Dismissing an employee for making a protected disclosure (i.e., “blowing the whistle”) is unlawful.

Any employer who dismisses a whistleblower, or even just treats them detrimentally, could easily find themselves on the wrong end of a whistleblowing claim and there is no minimum length of service required.

Unlike with unfair dismissal claims where the compensatory award is capped at the lesser of 52 weeks’ gross pay or £105,707 (at the time of writing), compensation for a successful whistleblowing claim is uncapped and compensation for injury to feelings can be awarded as well.

The law around whistleblowing is complex and so any employer considering dismissing an employee who may have made a protected disclosure should take expert advice before acting.

Breach of contract

Any party to a contract can make a claim in response to a breach of that contract from the point in time it is in force. As such, an employee can bring a breach of contract claim without two years’ continuous service.

In employment law, one of the most common breach of contract claims is for unpaid wages, particularly unpaid notice pay. Employers should therefore always ensure they know what notice is required under an employment contract and what other contractual obligations are in place.

The other thing for employees to be mindful of is whether their Staff Handbook forms part of an employee’s contract.

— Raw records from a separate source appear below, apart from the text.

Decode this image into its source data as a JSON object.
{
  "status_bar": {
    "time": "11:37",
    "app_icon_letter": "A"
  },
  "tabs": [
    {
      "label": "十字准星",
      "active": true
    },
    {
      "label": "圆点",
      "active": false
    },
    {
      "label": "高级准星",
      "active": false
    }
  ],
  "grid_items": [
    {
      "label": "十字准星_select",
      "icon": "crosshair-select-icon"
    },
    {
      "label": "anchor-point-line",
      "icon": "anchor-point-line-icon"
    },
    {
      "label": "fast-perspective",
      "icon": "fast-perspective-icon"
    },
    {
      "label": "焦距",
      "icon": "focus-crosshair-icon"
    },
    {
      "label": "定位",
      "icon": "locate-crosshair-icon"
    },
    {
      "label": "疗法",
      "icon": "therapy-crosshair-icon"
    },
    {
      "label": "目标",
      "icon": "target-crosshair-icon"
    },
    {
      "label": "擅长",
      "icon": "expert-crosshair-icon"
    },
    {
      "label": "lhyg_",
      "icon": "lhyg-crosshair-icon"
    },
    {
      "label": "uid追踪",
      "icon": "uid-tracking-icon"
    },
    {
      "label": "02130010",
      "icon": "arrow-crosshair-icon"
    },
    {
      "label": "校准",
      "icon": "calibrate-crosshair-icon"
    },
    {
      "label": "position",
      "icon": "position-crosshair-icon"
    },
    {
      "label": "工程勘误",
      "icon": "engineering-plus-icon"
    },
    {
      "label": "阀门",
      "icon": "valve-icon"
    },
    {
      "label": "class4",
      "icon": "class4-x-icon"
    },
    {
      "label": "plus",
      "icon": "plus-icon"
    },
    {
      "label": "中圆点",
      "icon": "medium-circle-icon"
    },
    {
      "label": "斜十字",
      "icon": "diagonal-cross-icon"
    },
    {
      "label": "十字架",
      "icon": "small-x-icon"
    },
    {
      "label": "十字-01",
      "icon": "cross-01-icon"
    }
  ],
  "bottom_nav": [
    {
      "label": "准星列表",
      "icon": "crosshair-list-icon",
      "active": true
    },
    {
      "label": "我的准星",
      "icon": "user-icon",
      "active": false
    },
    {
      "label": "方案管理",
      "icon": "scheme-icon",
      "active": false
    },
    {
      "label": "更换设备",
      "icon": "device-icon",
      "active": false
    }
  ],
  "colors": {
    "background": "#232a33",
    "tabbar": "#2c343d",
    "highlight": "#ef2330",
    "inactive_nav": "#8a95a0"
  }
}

If so, departure from policies or procedures relevant to a dismissal, e.g., a disciplinary policy or a redundancy policy, could give rise to a breach of contract claim.

Practical steps for employers

Even when confident that a decision to dismiss an employee with less than two years’ continuous service is the right decision, employers should meet with that employee to discuss matters before dismissing them. This is an employer’s opportunity to ‘set out their stall’ and, perhaps more importantly, to see what the employee has to say in response.

Such a meeting is useful because it should allow an employer to identify any underlying issues that may lend themselves to a ‘day one claim’, the presence of which would require an employer to tread more carefully. This is particularly so in cases of poor performance and absence.

Some employers may say that such a meeting only serves to give an employee the chance to delay their dismissal by feigning ill health or some other potential ‘day one claim’. Inevitably, there will be some who will do that. However, those employees are likely to be few and far between and avoiding stumbling into a day one claim is the lesser of those two evils.


Even though employees have fewer employment rights in the first two years of their employment, no employer should assume they have carte blanche to dismiss at will. It’s a good idea to seek legal advice in this circumstance and we are here to help.


If you have any further inquiries regarding Employment Rights, please feel free to contact our Employment Team and we would be happy to help.